Yes, I know that there are serious economic hardships for some of you but the Federal and Quebec governments are introducing measures to cushion the blow. This short term pain is absolutely necessary to come out of this in weeks rather than months. However, everyone must do his/her part.


Things which cause the greatest fear are those over which we have no control. Some of you may say, “How can I have any control over something which I can’t see and which could be anywhere?” In fact, you can and do. Stay home, cancel appointments, do not have visitors, have deliveries left at your door. Remove and discard the packaging and wash your hands again thoroughly. Call Hampstead if you need information or help. Go for walks but stay 6 feet from others (excepting a partner that lives with you). My wife and I went for a walk today and almost everyone was following the social distancing rules. There were more walkers than cars. Do all this and your chances of getting the COVID-19 virus will be extremely minimal. If everyone follows the rules, this will end sooner than you think. So do this for yourself, your loved ones and all of society.


Be safe.
Bill

 

Mayor's message I : A culture of following rules

 

Dear friends and residents,

Most days you will get a message from our Director General, Richard Sun, explaining what Hampstead and Quebec are doing to fight the COVID-19 pandemic. I approve these messages but my message today is to explain how I see the big picture. My goal is to put the situation in perspective, share some things that may be somewhat instructive and to try to explain why following the social distancing, isolation and hand washing guidelines is so important.


Looking at the situation in three countries may be instructive. My wife and I were planning a trip to Japan in April which we have postponed till the Fall but I was following the progression in Japan carefully. It started much earlier in Japan than in most of the world but it appears to have peaked and it is growing at a much slower rate than in Canada and the US. At one point Japan had more cases than most countries but now it is way down the list. Why? Japan’s population is more than three times that of Canada but Canada now has more cases. Further, Japan’s population is crammed into a much smaller area than Canada’s and that leads to a higher rate of spread. Both Canada and Japan closed schools and adopted social distancing measures at about the same time in the course of the epidemic. So what is the key that has led to such success in Japan?
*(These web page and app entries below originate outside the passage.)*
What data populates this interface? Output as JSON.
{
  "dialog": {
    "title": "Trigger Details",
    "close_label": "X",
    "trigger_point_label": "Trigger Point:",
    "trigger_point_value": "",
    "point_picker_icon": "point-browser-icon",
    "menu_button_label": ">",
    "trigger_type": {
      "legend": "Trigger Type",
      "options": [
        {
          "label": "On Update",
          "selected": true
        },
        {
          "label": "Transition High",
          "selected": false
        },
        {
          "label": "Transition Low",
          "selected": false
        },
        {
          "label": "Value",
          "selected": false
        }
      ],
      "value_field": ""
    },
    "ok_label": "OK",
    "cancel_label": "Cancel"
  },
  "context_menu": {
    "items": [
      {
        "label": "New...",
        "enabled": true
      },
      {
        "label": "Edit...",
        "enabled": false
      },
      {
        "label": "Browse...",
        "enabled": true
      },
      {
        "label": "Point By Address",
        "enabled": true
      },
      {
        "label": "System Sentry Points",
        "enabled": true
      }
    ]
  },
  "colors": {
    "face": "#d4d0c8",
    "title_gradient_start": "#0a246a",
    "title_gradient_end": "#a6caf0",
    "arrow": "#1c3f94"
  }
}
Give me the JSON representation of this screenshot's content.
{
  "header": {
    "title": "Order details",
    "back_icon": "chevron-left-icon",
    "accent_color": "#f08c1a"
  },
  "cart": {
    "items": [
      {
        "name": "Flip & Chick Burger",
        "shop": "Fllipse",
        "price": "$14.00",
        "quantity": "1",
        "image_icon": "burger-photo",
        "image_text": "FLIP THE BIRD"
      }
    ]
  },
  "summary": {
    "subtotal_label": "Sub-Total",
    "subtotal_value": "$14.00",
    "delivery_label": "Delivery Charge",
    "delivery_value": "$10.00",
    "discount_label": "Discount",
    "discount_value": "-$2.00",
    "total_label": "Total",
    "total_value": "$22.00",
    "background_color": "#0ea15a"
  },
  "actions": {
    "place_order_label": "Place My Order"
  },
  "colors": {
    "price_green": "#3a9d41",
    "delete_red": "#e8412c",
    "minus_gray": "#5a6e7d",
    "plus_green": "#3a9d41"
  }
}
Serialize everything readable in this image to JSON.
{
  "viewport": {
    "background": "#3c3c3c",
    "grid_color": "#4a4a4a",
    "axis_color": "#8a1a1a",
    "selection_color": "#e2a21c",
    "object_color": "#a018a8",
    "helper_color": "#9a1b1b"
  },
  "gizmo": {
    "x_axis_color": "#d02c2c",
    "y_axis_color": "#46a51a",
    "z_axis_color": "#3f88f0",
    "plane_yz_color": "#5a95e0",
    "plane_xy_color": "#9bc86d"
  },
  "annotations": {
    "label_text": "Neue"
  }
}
My theory is that the Japanese have a culture of following rules. It is almost an obsession. So when the government told the people to stay home, wash hands, self isolate, etc. The people listened and obeyed the directives. It worked.


Now let us compare Canada and the US. In both countries the epidemic started at the same time. In both countries similar measures to flatten the curve were taken at about the same time. Initially the number of cases per million was similar in the two countries but then it started to climb much faster in the US. Today the rate per million is more than double that of Canada and the gap is growing. Part of the reason is that the US is denser than Canada but I don’t think that is the whole reason. Canadians are not as obedient as the Japanese but they do follow rules more than Americans.


So my conclusion is that if we want a faster end to this crisis, we must be more like the Japanese and less like the Americans. We must rigorously stay home except for essential trips. Cancel appointments, have food and medications delivered. Wash hands as often as possible. Do it for yourselves and your loved ones. Do it for the economy because the economy and stock markets won’t come back till the crisis is ending.


This message is getting long so I will end it and send a second message in a few days on why things may not be as bad as you think. Meantime, please follow the guidelines as rigorously as the Japanese. We will all benefit and potentially hundreds or thousands of lives could be saved.


Bill